At times, I questioned whether it wasn’t crazy to give up so much of my time and energy for such low compensation. But I earned valuable experience and was soon able to move on to better things. It’s an ongoing process, and I would like to share a few things that have helped me along the way.

I keep looking for opportunities. Even though today I have as much work as I can handle, I give job listings a quick look-through every day. When I see something interesting, I apply, even if I don’t feel 100% confident. I’d rather risk hearing “no” than missing out on a potential opportunity.

I value my time. When I started doing this, I knew I wasn’t looking for a full-time position. I wanted to keep staying home for my children. I wanted to keep home educating. I wanted some spare time for creative writing, art, backyard homesteading, reading, and just breathing.

This means that I had to pay close attention to my hourly rate. I have about 3-4 hours of work split throughout my day (1 hour early in the morning, 1 during midday downtime, 1-2 hours after the kids are in bed), and I must make them count. I was never after pocket money. I need a real income for bills and groceries, so I can’t allow my time to go down the drain.

I play to my strengths. While I’ve written about topics like insurance and cryptocurrency on occasion, these aren’t my strong points. On the other hand, I have a degree in nutrition, which gives me a big leverage in projects that focus on diets, supplements, and wellness. Having expertise also means I need to spend less time on research.

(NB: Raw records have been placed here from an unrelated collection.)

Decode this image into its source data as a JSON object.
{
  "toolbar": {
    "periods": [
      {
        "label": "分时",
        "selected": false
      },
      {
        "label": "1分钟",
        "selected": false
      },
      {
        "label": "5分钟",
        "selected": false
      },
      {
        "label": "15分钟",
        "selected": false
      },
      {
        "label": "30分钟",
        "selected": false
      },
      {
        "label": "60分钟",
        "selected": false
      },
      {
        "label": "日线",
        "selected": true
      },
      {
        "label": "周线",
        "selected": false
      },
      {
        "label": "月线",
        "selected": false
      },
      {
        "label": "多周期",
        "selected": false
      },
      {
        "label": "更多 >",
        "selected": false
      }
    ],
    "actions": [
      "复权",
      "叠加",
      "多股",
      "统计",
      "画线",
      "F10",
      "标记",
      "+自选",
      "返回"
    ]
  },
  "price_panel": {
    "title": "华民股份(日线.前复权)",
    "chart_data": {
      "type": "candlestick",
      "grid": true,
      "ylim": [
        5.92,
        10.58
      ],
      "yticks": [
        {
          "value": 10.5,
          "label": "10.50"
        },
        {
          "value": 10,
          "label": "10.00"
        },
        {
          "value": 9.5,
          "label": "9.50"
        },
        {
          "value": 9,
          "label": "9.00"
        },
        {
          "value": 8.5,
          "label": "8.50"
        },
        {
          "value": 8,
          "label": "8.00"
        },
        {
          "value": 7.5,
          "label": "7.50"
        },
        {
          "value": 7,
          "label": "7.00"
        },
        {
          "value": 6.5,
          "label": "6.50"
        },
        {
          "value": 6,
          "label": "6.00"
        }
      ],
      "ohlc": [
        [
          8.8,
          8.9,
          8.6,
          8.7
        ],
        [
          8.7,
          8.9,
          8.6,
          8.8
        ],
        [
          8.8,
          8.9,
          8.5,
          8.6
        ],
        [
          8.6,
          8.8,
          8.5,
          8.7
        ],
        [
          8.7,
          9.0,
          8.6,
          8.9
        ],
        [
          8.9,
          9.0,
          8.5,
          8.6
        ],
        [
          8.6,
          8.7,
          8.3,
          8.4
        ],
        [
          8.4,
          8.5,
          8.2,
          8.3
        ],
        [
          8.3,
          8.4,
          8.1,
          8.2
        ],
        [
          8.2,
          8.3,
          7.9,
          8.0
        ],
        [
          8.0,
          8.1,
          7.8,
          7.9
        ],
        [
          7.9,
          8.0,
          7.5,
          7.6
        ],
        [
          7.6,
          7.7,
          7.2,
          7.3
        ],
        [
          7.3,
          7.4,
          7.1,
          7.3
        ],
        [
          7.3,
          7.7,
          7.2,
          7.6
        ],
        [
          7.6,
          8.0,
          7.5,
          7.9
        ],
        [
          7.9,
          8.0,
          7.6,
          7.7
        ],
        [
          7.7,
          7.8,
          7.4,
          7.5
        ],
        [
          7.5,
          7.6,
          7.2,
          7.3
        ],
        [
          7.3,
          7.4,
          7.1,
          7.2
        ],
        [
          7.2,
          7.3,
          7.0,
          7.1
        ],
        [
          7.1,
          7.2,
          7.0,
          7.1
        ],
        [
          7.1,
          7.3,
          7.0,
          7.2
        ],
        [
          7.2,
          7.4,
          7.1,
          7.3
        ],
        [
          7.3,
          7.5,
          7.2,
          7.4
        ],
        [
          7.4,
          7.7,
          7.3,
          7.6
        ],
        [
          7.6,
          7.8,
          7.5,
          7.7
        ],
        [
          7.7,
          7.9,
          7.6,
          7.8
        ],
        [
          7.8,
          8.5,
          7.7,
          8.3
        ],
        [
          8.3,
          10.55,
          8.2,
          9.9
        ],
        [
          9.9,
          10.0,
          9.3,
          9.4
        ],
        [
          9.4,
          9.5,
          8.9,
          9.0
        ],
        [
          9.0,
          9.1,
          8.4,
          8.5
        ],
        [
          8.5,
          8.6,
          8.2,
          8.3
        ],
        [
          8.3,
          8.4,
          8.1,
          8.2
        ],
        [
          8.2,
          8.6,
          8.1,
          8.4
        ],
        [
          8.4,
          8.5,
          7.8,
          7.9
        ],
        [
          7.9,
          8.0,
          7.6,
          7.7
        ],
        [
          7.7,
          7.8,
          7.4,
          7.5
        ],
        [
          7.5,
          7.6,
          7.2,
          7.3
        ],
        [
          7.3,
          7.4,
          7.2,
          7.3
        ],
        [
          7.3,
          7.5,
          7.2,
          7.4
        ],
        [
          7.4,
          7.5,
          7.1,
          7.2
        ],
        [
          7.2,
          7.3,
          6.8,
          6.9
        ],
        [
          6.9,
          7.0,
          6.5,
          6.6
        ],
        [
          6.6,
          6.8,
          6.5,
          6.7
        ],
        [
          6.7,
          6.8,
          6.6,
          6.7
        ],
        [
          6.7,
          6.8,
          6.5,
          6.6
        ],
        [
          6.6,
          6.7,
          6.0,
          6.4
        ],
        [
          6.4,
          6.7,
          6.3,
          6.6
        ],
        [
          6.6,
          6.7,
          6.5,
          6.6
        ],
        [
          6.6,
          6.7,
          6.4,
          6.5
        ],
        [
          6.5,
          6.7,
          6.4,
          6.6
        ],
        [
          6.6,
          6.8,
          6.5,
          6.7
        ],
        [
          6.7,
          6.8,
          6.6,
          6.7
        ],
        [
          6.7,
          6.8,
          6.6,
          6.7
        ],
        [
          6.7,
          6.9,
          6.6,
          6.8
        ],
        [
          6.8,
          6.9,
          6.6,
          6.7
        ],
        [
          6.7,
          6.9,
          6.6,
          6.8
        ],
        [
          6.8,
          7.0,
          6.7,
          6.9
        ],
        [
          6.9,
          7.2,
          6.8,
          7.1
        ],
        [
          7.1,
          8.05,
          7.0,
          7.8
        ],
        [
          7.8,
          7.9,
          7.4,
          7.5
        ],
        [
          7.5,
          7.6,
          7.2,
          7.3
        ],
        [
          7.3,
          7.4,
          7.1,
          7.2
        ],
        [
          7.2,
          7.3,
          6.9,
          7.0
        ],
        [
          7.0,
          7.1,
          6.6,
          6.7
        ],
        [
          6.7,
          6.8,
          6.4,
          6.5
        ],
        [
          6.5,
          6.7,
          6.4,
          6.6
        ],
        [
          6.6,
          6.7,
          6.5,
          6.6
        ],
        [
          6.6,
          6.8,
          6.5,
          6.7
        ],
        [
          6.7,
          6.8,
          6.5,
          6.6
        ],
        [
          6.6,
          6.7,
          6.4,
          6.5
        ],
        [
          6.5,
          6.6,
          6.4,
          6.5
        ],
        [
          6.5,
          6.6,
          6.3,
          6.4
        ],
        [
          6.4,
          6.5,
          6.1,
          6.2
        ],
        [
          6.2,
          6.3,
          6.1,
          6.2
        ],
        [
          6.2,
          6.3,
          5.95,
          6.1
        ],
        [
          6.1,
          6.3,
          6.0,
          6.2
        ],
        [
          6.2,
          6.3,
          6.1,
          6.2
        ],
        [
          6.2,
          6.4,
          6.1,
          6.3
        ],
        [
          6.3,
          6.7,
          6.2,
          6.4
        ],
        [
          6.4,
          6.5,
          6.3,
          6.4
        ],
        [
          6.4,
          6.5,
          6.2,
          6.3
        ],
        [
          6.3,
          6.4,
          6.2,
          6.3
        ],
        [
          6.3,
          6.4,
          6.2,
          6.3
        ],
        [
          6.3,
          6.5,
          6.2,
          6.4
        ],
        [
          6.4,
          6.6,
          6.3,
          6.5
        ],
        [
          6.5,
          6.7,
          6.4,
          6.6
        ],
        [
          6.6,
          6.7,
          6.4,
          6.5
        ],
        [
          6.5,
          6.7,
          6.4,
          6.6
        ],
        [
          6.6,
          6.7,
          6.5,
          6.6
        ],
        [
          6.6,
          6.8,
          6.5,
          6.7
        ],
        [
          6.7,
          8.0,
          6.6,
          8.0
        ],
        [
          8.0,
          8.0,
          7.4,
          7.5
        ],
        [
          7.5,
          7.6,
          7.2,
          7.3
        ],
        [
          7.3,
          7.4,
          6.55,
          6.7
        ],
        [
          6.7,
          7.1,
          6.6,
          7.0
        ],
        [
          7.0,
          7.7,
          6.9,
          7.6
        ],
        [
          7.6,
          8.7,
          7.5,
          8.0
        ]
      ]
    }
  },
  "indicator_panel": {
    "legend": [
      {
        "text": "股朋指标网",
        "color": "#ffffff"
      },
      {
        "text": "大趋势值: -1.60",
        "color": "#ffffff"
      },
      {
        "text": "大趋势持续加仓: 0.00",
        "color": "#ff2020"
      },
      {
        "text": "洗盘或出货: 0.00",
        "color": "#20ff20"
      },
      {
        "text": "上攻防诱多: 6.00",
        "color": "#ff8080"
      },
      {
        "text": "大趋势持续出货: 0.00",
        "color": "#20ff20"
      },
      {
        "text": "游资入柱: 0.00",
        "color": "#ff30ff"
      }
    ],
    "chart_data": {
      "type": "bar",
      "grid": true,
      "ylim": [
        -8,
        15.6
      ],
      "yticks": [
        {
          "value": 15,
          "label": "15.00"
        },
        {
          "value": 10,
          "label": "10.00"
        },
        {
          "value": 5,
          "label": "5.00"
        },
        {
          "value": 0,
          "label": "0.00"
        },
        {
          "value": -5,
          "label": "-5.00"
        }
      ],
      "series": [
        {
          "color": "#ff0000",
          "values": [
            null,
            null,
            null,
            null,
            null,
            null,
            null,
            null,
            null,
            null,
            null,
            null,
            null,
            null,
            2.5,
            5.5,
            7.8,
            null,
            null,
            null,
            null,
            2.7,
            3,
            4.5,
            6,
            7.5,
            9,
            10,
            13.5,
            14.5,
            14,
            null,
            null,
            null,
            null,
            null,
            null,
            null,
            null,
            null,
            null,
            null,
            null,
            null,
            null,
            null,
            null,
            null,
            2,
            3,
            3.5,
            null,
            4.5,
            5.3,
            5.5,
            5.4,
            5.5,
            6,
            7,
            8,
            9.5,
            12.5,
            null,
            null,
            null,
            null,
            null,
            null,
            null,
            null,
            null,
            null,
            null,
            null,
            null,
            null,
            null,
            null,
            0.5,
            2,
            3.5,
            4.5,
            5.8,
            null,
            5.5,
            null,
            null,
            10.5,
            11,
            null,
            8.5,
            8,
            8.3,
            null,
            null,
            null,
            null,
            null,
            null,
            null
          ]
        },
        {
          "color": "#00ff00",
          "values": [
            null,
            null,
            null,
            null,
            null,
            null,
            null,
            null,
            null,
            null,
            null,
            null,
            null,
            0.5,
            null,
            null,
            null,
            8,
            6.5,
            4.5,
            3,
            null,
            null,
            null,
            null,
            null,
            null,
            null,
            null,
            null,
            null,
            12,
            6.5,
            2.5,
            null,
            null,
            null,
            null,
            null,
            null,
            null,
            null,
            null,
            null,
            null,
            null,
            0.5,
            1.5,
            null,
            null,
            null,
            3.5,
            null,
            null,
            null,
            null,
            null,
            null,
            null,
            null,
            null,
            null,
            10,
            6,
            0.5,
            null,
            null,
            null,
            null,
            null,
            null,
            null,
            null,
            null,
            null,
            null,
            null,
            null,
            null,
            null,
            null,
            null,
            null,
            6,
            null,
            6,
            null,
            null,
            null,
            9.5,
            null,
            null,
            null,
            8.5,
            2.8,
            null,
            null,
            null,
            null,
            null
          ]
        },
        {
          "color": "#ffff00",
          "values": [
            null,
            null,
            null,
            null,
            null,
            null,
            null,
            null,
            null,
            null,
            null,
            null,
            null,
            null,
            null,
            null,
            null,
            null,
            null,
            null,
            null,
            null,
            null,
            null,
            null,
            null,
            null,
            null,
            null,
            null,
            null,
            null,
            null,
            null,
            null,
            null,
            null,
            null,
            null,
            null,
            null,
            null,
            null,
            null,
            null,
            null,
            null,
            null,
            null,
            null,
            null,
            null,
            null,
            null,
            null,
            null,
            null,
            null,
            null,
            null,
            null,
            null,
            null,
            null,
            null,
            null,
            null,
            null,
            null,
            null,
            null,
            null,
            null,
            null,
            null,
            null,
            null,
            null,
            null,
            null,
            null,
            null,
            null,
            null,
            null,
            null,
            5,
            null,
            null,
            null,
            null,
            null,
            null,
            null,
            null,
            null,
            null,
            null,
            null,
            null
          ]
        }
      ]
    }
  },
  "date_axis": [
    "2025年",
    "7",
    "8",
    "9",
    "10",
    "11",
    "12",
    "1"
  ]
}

I’m not quite making a full-time income yet, but I’m getting close. I know people who are doing this without breaking a sweat. Writing (whether you write fantasy novels or service pages for roof contractors in Michigan) isn’t a get rich quick scheme, but it can provide solid income, and there’s plenty of room to grow if you’re willing to put in the effort.